● **The problem**
Among the records, find the lines that hold the string "permissions" and return them.

*** Raw data ***

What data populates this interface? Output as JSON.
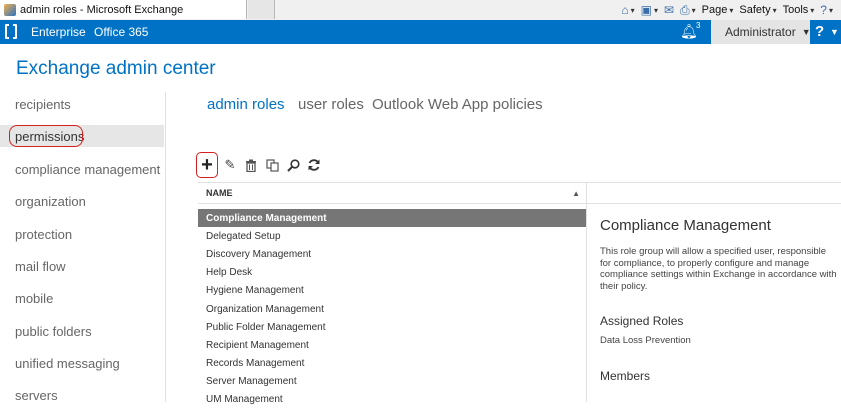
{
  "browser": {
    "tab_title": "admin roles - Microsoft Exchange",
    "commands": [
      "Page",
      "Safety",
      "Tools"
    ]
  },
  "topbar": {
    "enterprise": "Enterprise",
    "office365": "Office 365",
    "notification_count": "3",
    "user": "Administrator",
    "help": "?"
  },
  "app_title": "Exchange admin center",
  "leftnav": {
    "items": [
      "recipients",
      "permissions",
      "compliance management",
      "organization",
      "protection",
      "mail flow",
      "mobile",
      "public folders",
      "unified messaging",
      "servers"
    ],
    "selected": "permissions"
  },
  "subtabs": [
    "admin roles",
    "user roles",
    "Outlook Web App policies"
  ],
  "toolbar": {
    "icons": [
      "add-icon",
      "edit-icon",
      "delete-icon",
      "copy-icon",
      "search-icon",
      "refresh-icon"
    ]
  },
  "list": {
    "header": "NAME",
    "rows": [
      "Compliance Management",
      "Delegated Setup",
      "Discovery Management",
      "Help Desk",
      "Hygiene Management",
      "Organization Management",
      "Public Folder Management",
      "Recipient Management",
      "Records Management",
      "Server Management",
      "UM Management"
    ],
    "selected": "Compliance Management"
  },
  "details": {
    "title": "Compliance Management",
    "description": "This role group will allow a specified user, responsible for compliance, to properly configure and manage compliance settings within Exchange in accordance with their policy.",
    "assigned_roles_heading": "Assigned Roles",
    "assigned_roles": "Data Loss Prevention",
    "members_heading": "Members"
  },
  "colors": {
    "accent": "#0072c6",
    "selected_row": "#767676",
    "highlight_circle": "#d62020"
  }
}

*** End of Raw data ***
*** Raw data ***

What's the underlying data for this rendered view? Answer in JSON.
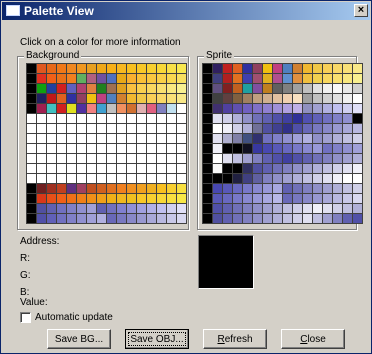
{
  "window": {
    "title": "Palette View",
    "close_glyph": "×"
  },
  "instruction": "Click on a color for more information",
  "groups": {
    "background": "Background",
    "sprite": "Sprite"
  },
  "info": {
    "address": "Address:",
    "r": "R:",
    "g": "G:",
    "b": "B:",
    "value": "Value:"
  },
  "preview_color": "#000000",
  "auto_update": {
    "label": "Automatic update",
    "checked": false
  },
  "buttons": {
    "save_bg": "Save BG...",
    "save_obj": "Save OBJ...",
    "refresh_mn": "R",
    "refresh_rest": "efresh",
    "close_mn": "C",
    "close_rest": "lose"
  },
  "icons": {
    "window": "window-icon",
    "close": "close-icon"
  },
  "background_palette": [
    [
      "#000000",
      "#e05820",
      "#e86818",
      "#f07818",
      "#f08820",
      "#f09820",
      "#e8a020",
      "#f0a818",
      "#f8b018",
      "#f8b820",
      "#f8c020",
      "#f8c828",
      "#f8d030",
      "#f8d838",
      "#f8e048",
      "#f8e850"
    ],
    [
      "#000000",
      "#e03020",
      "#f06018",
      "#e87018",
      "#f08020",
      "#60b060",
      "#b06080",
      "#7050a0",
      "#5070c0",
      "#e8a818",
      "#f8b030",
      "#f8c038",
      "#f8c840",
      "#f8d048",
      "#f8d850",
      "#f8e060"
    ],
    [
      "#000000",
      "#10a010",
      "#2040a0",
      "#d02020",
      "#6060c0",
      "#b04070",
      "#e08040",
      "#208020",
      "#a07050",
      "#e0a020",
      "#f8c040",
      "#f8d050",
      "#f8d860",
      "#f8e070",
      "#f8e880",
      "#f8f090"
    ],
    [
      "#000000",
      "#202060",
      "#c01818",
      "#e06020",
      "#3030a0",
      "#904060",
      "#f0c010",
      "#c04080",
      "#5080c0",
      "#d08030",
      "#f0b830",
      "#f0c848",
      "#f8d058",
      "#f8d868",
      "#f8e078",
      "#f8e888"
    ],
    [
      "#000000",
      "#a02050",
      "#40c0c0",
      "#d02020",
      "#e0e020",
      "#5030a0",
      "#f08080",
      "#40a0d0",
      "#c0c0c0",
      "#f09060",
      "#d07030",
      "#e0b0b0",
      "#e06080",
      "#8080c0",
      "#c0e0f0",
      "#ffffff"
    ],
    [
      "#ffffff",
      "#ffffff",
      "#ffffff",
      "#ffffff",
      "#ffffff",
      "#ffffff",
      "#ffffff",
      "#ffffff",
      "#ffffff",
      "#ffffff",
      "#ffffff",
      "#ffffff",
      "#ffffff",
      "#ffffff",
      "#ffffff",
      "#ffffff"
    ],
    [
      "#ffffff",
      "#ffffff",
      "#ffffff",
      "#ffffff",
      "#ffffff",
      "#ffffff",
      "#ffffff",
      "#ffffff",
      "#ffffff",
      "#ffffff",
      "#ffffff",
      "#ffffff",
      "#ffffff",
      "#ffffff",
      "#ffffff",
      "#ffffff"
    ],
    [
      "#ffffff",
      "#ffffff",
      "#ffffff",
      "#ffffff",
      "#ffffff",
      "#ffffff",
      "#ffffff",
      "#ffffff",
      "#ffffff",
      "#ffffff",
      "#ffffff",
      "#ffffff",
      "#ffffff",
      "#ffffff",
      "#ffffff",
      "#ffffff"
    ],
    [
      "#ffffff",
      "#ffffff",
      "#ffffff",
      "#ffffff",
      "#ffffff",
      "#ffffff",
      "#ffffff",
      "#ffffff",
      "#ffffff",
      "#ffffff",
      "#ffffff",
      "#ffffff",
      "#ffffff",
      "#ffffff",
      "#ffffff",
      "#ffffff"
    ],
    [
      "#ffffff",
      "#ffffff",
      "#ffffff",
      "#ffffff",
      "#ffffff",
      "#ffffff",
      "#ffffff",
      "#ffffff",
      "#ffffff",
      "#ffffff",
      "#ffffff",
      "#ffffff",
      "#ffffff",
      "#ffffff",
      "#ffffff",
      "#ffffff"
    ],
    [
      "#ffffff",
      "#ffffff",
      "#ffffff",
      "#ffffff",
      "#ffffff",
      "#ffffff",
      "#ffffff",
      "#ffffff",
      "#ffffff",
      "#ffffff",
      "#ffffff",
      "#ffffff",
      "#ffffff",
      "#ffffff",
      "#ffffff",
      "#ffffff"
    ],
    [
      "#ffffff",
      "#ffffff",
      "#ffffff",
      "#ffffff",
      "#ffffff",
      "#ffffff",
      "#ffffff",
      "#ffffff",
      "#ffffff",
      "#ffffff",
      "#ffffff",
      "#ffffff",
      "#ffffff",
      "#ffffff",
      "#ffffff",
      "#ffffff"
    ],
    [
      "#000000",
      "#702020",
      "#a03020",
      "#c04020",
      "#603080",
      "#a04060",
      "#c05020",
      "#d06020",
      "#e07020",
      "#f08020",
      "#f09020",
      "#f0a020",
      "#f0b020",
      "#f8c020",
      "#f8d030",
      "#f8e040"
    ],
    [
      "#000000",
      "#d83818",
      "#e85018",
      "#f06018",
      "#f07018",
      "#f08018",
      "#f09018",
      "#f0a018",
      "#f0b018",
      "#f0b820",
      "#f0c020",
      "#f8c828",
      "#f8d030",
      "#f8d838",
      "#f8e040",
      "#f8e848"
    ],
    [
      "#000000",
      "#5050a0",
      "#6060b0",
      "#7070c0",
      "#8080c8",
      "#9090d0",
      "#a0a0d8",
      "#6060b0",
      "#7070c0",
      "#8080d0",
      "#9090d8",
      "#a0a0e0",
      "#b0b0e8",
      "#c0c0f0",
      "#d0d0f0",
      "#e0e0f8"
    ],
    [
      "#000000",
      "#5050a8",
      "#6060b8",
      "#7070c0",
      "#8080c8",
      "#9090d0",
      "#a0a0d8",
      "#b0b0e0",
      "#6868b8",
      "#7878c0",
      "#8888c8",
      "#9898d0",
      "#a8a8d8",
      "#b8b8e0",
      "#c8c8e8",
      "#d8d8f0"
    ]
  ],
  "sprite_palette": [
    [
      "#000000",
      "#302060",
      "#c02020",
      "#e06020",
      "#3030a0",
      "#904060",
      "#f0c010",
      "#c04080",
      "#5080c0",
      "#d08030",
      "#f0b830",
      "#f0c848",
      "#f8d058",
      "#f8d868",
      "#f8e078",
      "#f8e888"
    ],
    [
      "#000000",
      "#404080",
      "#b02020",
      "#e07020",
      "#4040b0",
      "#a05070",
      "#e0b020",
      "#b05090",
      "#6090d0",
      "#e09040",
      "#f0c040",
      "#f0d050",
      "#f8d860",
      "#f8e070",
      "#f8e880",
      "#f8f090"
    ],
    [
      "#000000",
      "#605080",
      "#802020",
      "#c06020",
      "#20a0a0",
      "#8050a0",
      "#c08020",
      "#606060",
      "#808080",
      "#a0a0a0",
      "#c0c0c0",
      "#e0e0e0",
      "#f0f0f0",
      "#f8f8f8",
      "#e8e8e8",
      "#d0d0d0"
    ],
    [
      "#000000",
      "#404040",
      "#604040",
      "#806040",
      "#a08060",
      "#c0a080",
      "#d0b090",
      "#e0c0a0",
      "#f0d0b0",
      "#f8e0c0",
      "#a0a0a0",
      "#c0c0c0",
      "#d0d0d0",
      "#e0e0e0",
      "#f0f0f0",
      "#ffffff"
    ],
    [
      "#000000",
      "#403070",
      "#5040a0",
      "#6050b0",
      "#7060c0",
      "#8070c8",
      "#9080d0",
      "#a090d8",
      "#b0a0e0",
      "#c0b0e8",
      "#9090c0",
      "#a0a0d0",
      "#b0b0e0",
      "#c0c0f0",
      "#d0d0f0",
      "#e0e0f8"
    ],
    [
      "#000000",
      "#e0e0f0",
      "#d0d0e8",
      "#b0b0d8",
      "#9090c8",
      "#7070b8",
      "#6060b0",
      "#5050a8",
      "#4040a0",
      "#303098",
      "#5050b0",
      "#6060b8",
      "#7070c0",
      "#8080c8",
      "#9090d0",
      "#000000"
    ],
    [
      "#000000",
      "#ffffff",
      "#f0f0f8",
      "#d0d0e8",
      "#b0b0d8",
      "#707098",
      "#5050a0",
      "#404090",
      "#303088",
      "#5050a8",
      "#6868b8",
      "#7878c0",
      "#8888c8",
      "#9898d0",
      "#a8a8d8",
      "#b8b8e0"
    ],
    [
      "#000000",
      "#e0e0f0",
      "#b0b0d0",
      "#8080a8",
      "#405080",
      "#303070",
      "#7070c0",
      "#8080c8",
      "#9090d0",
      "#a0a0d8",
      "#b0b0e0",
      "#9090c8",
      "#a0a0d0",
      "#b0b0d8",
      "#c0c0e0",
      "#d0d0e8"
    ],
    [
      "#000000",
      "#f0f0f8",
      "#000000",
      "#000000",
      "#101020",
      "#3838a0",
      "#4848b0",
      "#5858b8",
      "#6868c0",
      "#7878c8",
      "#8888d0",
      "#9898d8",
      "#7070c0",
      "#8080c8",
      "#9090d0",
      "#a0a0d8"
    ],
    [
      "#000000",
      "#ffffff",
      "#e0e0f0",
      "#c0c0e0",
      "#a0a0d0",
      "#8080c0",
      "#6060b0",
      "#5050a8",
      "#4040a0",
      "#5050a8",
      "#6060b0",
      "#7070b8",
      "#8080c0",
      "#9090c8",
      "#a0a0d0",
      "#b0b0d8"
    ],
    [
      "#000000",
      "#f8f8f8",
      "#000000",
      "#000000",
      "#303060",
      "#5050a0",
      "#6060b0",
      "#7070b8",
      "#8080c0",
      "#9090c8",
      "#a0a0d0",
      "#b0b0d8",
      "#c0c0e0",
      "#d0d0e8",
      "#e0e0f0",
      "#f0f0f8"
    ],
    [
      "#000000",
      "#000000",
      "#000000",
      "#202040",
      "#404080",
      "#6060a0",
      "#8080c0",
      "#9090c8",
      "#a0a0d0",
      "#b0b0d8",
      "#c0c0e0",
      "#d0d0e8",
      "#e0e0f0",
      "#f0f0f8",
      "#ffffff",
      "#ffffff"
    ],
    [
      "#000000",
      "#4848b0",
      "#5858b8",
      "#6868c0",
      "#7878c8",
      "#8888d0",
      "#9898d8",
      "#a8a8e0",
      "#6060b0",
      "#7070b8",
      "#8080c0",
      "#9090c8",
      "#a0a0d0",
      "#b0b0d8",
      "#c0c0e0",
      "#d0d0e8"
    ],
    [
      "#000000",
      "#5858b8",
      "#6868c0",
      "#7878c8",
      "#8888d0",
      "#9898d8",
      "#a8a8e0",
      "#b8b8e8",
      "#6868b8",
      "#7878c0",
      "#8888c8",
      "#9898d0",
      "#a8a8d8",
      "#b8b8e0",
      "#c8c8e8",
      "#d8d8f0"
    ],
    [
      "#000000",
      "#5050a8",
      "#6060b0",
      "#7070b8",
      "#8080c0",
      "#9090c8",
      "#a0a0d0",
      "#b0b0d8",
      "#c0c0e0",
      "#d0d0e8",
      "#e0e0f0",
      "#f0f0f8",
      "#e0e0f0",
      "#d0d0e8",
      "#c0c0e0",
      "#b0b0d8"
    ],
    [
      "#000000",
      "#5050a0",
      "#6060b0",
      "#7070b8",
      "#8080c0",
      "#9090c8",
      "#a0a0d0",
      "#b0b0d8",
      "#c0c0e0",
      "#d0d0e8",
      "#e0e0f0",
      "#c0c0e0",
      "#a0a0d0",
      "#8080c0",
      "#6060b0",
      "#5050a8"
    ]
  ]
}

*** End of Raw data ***
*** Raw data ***

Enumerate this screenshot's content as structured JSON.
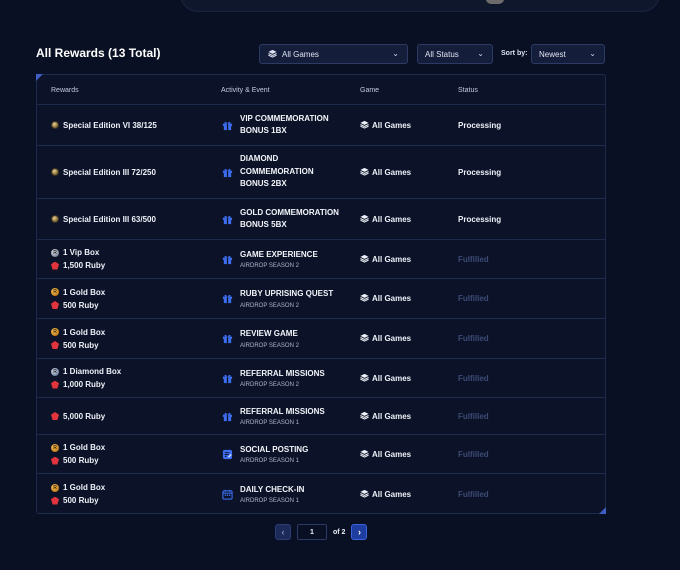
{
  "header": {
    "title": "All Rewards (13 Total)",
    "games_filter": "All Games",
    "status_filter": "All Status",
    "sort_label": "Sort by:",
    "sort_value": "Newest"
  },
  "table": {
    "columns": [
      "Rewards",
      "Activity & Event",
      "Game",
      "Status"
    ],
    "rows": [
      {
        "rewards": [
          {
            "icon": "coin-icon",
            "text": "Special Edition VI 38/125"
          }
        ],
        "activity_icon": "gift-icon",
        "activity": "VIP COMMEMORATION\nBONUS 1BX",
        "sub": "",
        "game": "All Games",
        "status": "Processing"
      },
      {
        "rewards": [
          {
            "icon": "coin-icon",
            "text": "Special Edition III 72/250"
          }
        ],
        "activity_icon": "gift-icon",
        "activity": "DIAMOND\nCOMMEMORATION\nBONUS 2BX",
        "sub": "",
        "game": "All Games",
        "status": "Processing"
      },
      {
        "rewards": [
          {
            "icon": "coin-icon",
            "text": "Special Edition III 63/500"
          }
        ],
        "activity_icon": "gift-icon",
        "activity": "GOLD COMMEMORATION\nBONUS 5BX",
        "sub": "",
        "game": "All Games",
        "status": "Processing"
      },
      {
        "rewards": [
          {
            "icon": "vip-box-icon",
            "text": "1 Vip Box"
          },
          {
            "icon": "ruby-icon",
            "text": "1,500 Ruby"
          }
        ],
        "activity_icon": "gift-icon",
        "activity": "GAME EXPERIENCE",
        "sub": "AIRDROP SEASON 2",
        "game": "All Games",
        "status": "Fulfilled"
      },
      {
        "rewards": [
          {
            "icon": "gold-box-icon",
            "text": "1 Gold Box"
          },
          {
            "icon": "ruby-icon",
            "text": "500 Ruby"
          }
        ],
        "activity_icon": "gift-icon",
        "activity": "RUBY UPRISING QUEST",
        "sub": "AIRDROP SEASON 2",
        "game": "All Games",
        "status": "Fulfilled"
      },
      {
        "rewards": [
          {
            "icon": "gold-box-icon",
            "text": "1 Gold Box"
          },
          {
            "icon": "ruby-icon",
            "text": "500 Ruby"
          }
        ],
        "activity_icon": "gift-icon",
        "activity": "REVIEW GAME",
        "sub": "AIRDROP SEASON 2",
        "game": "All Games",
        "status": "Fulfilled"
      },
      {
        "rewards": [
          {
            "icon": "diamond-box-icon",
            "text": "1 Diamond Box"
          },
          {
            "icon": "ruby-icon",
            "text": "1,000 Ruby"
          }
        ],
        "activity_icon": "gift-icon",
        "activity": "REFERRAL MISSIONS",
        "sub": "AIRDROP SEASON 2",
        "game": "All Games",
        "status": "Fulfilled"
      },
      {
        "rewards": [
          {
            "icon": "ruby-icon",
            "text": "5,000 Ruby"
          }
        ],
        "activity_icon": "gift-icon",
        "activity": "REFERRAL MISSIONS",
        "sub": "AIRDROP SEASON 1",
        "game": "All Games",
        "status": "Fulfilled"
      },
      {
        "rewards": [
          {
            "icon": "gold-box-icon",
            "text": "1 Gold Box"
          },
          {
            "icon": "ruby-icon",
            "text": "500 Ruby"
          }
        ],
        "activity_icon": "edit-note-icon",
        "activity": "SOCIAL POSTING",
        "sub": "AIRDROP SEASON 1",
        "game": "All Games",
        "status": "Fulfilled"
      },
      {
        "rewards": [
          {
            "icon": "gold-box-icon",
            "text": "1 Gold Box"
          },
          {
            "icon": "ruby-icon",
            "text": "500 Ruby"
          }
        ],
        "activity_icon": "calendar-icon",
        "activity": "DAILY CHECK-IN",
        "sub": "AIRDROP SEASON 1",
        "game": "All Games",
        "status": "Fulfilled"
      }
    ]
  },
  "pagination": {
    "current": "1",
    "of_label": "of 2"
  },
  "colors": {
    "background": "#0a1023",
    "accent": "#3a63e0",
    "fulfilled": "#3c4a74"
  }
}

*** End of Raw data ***

● **Result for this task**
      "permissions",
    "selected": "permissions"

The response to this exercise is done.